He continues, “It’s funny. I used to dream about a lot of things, but I never put it in the perspective of levels of success, like, ‘I want to sell ten million records. I want to win a Grammy.’ I just want to do this as a job. I want to be my own boss, make music, and that’s how I make a living. I never said to myself that I want to do that and be rich and famous. That’s not the agreement I made. The agreement was I want to be able to make records and be my own boss. As far as I’m concerned, I’m living the dream. It doesn’t matter how much money I have in my bank account. It’s not really important at the end of the day. I get to do what I want, and that’s really powerful. I can wake up whenever I want. I can go to sleep when I want. I can do whatever I want. Nobody tells me what to do. I know I gotta make records and do music to eat, but that’s what I love doing so that doesn’t stress me out.”
In that freedom, Kelly Finnigan finds inspiration to keep exploring in his artistry and production work, whether it’s a track like “Goodbye NOLA” with Orgone, one he exclaims with pleasure as, “That’s just loose, baby!” Or in darker places like “Money & Loneliness” with the Kris Lager Band or in something exploring a more spiritual side like “Can’t Let Him Down” from his solo record. He still listens to music of his youth to find further inspiration, such as the Beasties. “When I heard In Sounds from Way Out, I knew they all made beats and helped produce records with the Dust Brothers, but now they’re playing these tunes that were all rooted in these funk and soul and jazz records. They’re doing that? That’s what I’m trying to do.”
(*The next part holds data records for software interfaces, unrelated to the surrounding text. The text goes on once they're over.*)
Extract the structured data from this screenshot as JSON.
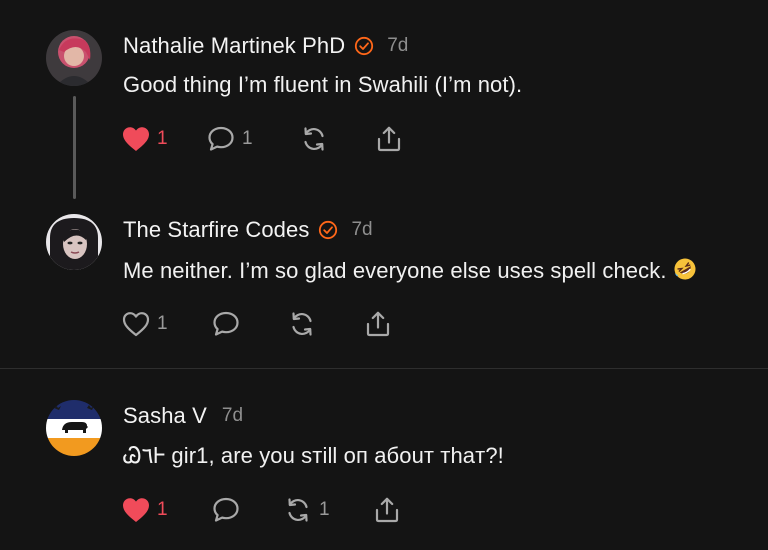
{
  "comments": [
    {
      "author": "Nathalie Martinek PhD",
      "verified": true,
      "time": "7d",
      "text": "Good thing I’m fluent in Swahili (I’m not).",
      "liked": true,
      "likes": "1",
      "replies": "1",
      "restacks": "",
      "icons": [
        "heart-filled-icon",
        "reply-icon",
        "restack-icon",
        "share-icon"
      ]
    },
    {
      "author": "The Starfire Codes",
      "verified": true,
      "time": "7d",
      "text": "Me neither. I’m so glad everyone else uses spell check.",
      "emoji": "rolling-on-floor-laughing-emoji",
      "liked": false,
      "likes": "1",
      "replies": "",
      "restacks": "",
      "icons": [
        "heart-outline-icon",
        "reply-icon",
        "restack-icon",
        "share-icon"
      ]
    },
    {
      "author": "Sasha V",
      "verified": false,
      "time": "7d",
      "text": "Ꮚ٦Ꮀ gir1, are you sтill oп aбouт тhaт?!",
      "liked": true,
      "likes": "1",
      "replies": "",
      "restacks": "1",
      "icons": [
        "heart-filled-icon",
        "reply-icon",
        "restack-icon",
        "share-icon"
      ]
    }
  ],
  "colors": {
    "background": "#141414",
    "accent_verified": "#ff6719",
    "like_red": "#f04b5a",
    "muted": "#8e8e8e"
  }
}
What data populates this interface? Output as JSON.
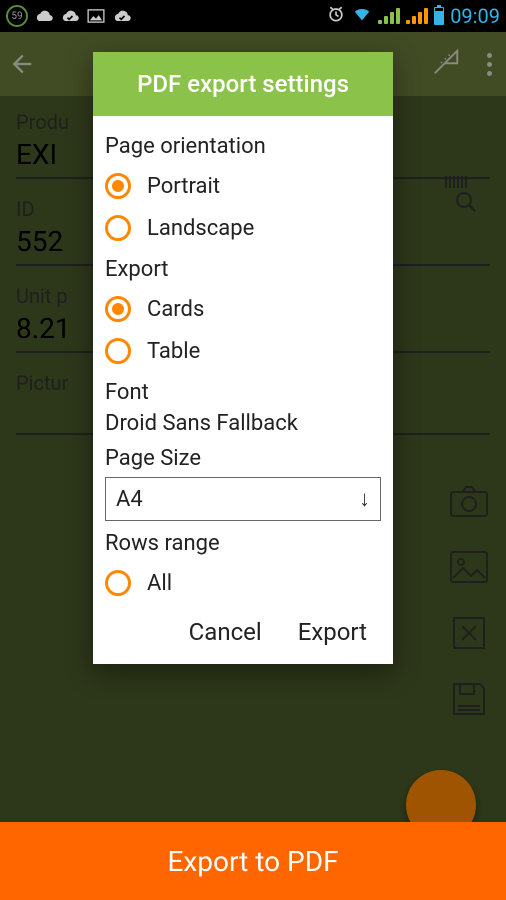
{
  "status": {
    "badge": "59",
    "time": "09:09"
  },
  "background": {
    "productLabel": "Produ",
    "productValue": "EXI",
    "idLabel": "ID",
    "idValue": "552",
    "unitLabel": "Unit p",
    "unitValue": "8.21",
    "pictureLabel": "Pictur"
  },
  "dialog": {
    "title": "PDF export settings",
    "orientation": {
      "label": "Page orientation",
      "options": [
        "Portrait",
        "Landscape"
      ],
      "selected": "Portrait"
    },
    "export": {
      "label": "Export",
      "options": [
        "Cards",
        "Table"
      ],
      "selected": "Cards"
    },
    "font": {
      "label": "Font",
      "value": "Droid Sans Fallback"
    },
    "pageSize": {
      "label": "Page Size",
      "value": "A4"
    },
    "rows": {
      "label": "Rows range",
      "option": "All",
      "selected": false
    },
    "actions": {
      "cancel": "Cancel",
      "export": "Export"
    }
  },
  "bottomBar": {
    "label": "Export to PDF"
  }
}
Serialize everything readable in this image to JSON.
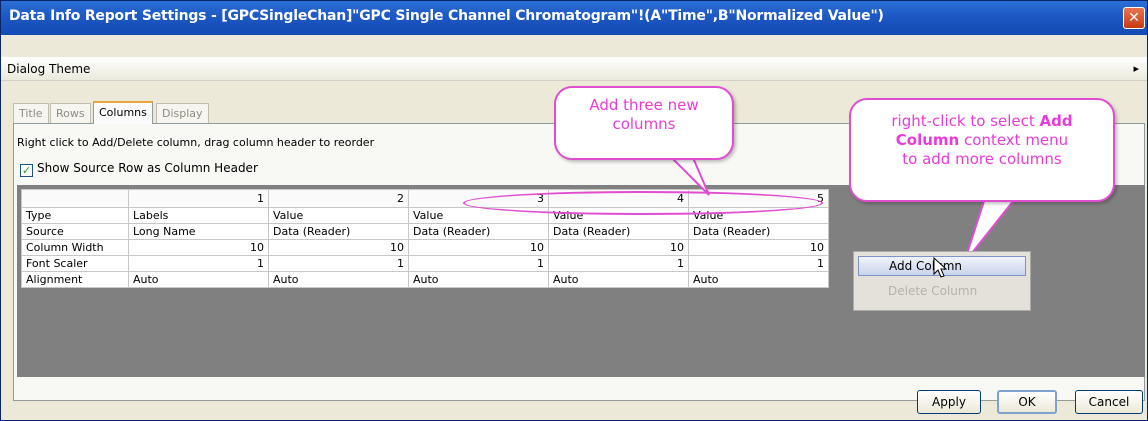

After three-plus hours, the conversation finally comes to an end. A true conversationalist, he’s laid-back and answered questions in any direction the interview splintered. Mostly though, the conversation flowed naturally: no awkward exchanges or pauses or dry question-answer, question-answer format. Just a flowing exchange of how music has been woven into his life, and that’s the way his music and collaborations seem to roll out of the studio, just like a kid chasing his dreams.